If you use an ion exchange softener, a simple hardness test strip will show the zero hardness it produces. I do not know exactly how the Claris system works, so I can't say how to test it. For these newer disposable cartridge systems, there's a fixed amount of water, grains hardness, or graon total minerals that it can remove between replacements or recharges. It's simplest just to use that (calculating the amount of water if the use time is in total mineral content.)
Jim Schulman

ChrisC (original poster)

#10: Post by ChrisC (original poster) »

Thanks Jim. I'm actually not just worried about the cartridges wearing out. One of the main reasons I'm installing the Claris system is that it features a bypass, similar to the ideal 'RO with bypass, post-blended' system you recommend in the FAQ, so that you can adjust the output water. So I'd like to know what I'm getting out in order to set it correctly at the outset. More careful reading of Nicolas' thread here has led me to believe the Hach tests are probably what I need. It has also confirmed that whatever is actually going on inside the Claris, there does seem to be some reduction of both hardness and alkalinity (as well as a slight reduction of TDS).

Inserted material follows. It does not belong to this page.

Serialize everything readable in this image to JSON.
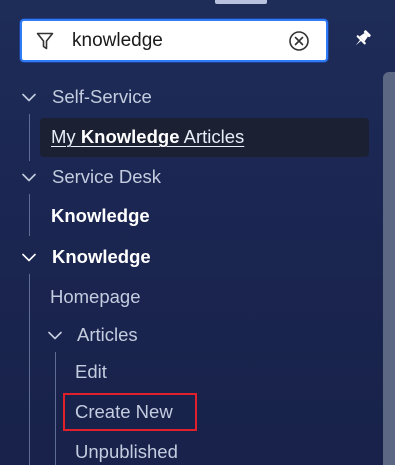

So I guess my only question left at this point is, if I can get the ideal hardness and alkalinity, but TDS is still higher than ideal, what impact on taste and equipment should I expect?